Scientists capture highest-resolution image of atoms

Scientists at Cornell University just released the highest-resolution images of atoms ever recorded in human history, 

The process of capturing the images involves the creation of a high-powered algorithm process called ptychography using an electron microscope. 

Researchers used ultra-thin samples of a crystal to capture the image. The samples used were only a few atoms thick. 

"Anything thicker would cause the electrons to scatter in ways that could not be disentangled," Cornell University researchers said. 

This process previously broke a world record in 2018 by magnifying images 100 million times. Researchers use the microscope to shoot a beam of electrons at an object which then bounces off to create a scan which is reverse engineered to create a visual sample. 


Image shows an electron ptychographic reconstruction of a crystal, zoomed in 100 million times. (Cornell University)

Cornell researchers say the resolution of the image is so "fine-tuned" that the blurring that is visible is that of the thermal jiggling of the atoms themselves. 

The photo was produced in a study led by engineering professor David Muller.

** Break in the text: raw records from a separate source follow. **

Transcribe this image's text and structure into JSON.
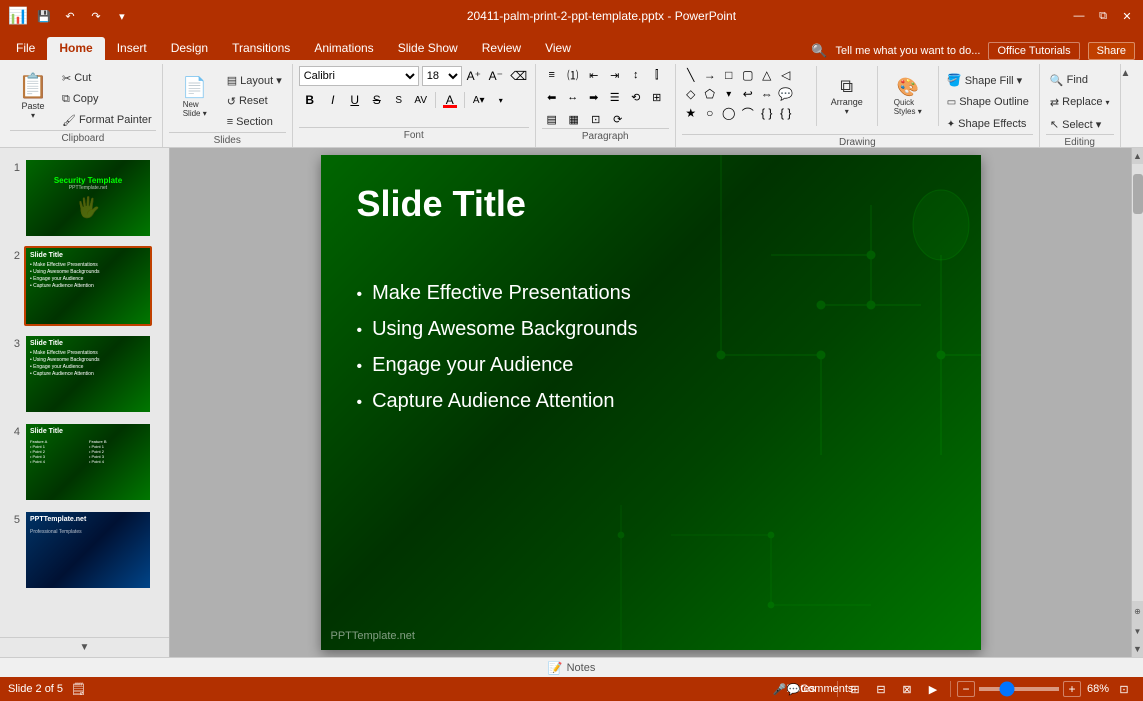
{
  "titlebar": {
    "filename": "20411-palm-print-2-ppt-template.pptx - PowerPoint",
    "qat_buttons": [
      "save",
      "undo",
      "redo",
      "more"
    ],
    "win_buttons": [
      "minimize",
      "restore",
      "close"
    ],
    "app_icon": "📊"
  },
  "ribbon": {
    "tabs": [
      "File",
      "Home",
      "Insert",
      "Design",
      "Transitions",
      "Animations",
      "Slide Show",
      "Review",
      "View"
    ],
    "active_tab": "Home",
    "right_buttons": [
      "Office Tutorials",
      "Share"
    ],
    "tell_me": "Tell me what you want to do...",
    "groups": {
      "clipboard": {
        "label": "Clipboard",
        "paste_label": "Paste",
        "buttons": [
          "Cut",
          "Copy",
          "Format Painter"
        ]
      },
      "slides": {
        "label": "Slides",
        "buttons": [
          "New Slide",
          "Layout",
          "Reset",
          "Section"
        ]
      },
      "font": {
        "label": "Font",
        "font_name": "Calibri",
        "font_size": "18",
        "bold": "B",
        "italic": "I",
        "underline": "U",
        "strikethrough": "S",
        "grow": "A+",
        "shrink": "A-"
      },
      "paragraph": {
        "label": "Paragraph"
      },
      "drawing": {
        "label": "Drawing",
        "shape_fill": "Shape Fill ▾",
        "shape_outline": "Shape Outline",
        "shape_effects": "Shape Effects",
        "arrange": "Arrange",
        "quick_styles": "Quick Styles"
      },
      "editing": {
        "label": "Editing",
        "find": "Find",
        "replace": "Replace",
        "select": "Select ▾"
      }
    }
  },
  "slide_panel": {
    "slides": [
      {
        "number": "1",
        "type": "title"
      },
      {
        "number": "2",
        "type": "content",
        "active": true
      },
      {
        "number": "3",
        "type": "content"
      },
      {
        "number": "4",
        "type": "table"
      },
      {
        "number": "5",
        "type": "blue"
      }
    ]
  },
  "main_slide": {
    "title": "Slide Title",
    "bullets": [
      "Make Effective Presentations",
      "Using Awesome Backgrounds",
      "Engage your Audience",
      "Capture Audience Attention"
    ],
    "watermark": "PPTTemplate.net"
  },
  "status_bar": {
    "slide_info": "Slide 2 of 5",
    "notes": "Notes",
    "comments": "Comments",
    "zoom": "68%",
    "view_buttons": [
      "normal",
      "outline",
      "slide_sorter",
      "reading",
      "presenter"
    ]
  }
}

"This opens up a whole lot of new measurement possibilities of things we’ve wanted to do for a very long time," Muller said.